[15] J.L. Rodriguez, “La desaparicion de la URSS 25 anos despues: Algunas reflexiones”, I-VI, Cubadebate, 2016,, and Β. Logatsev, “The debate between the tendencies on soviet political economy as a reflection of the contradictions of soviet economy” and Ν. Cagolov, “The trade-financial relations in the system of the planned and organized socialist production”, in the volume October Revolution and our age, [Greek Edition, Athens, εκδ. ΚΨΜ, 2017], p. 195 ff. and 227 ff.
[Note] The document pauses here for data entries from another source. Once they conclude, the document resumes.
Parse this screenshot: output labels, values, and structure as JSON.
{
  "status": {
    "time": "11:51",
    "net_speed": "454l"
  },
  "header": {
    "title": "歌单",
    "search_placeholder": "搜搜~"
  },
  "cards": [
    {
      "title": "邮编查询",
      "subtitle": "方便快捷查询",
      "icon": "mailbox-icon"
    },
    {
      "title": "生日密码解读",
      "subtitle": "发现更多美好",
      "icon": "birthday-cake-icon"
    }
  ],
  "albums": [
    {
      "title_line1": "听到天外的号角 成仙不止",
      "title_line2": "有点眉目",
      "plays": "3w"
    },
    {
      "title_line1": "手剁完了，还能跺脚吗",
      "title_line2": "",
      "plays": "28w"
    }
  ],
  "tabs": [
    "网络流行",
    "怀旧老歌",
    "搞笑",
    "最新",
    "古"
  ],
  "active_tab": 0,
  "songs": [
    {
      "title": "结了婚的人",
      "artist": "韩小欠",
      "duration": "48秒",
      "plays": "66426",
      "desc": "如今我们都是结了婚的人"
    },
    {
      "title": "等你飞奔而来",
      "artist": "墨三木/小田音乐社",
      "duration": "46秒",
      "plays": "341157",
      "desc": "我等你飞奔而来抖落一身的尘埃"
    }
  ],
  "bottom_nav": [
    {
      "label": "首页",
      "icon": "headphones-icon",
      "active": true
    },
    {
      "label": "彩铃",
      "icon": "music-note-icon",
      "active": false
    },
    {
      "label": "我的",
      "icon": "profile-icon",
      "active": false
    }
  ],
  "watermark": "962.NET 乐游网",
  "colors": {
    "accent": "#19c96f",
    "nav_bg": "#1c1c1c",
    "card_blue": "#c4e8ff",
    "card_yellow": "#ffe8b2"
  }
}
[16] A. Silva Leon, Breve historia de la revolucion Cubana, La Habana, editorial de ciencias sociales, 2003, p. 65 f., 68 and R. Alarcón, “La democracia cubana no se agota en la representación formal, sino que incorpora mecanismos y formas de la democracia directa”, Rebelión, 6/12/2003, και J.C. Guanche, Estado, participación y representación politicas en Cuba: diseño institucional y práctica politica tras la reforma constitucional de 1992, Buenos Aires, CLASCO, 2011 (in english J.C. Guanche, “Citizen participation in the Cuban state”, Socialism and Democracy, 30:1, pp. 72 ff.) and U. Aquino, Or. Cruz, J.C. Guanche, R. Hernandez, “Veinte anos: la reforma constitucional (1992-2002)”, Temas, n. 81-82, 2015, p. 111 ff. and D. Ralfus Pineda, “El sistema electoral cubano: de la representación formal a la participación real”, Temas, n. 78, 2014, p. 64 ff. and E. Duharte, “Updating the Cuban political model: For a systemic and democratic-participatory transformation”, Socialism and Democracy, 30:1, p. 35 ff. and D. Ralfus Pineda, “Cuba’s electoral system and the dilemmas of the twenty-first century: Between the liberal-democratic tradition and true participation”, Socialism and Democracy, 30:1, p. 91 ff. and D. Kaltsonis, “The future of people’s power in Cuba”, [Greek Edition, περ. Ουτοπία, τ. 123, 2018], p. 43 ff.